Given entries.
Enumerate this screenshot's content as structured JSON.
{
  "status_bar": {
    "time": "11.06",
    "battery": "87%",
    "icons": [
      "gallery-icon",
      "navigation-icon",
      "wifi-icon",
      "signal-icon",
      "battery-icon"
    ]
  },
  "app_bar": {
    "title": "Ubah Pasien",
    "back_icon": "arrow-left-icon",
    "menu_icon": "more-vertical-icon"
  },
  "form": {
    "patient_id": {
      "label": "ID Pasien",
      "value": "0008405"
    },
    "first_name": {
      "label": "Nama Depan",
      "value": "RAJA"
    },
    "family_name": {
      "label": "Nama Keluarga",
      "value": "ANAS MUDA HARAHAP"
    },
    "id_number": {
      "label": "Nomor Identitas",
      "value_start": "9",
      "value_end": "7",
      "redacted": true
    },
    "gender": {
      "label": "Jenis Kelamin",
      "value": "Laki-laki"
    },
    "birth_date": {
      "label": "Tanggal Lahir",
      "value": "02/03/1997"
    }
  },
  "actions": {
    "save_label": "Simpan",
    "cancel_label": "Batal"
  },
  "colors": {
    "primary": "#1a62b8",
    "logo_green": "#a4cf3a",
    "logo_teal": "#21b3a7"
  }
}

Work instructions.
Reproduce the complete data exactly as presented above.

Solution below.
Enumerate this screenshot's content as structured JSON.
{
  "status_bar": {
    "time": "11.06",
    "battery": "87%",
    "icons": [
      "gallery-icon",
      "navigation-icon",
      "wifi-icon",
      "signal-icon",
      "battery-icon"
    ]
  },
  "app_bar": {
    "title": "Ubah Pasien",
    "back_icon": "arrow-left-icon",
    "menu_icon": "more-vertical-icon"
  },
  "form": {
    "patient_id": {
      "label": "ID Pasien",
      "value": "0008405"
    },
    "first_name": {
      "label": "Nama Depan",
      "value": "RAJA"
    },
    "family_name": {
      "label": "Nama Keluarga",
      "value": "ANAS MUDA HARAHAP"
    },
    "id_number": {
      "label": "Nomor Identitas",
      "value_start": "9",
      "value_end": "7",
      "redacted": true
    },
    "gender": {
      "label": "Jenis Kelamin",
      "value": "Laki-laki"
    },
    "birth_date": {
      "label": "Tanggal Lahir",
      "value": "02/03/1997"
    }
  },
  "actions": {
    "save_label": "Simpan",
    "cancel_label": "Batal"
  },
  "colors": {
    "primary": "#1a62b8",
    "logo_green": "#a4cf3a",
    "logo_teal": "#21b3a7"
  }
}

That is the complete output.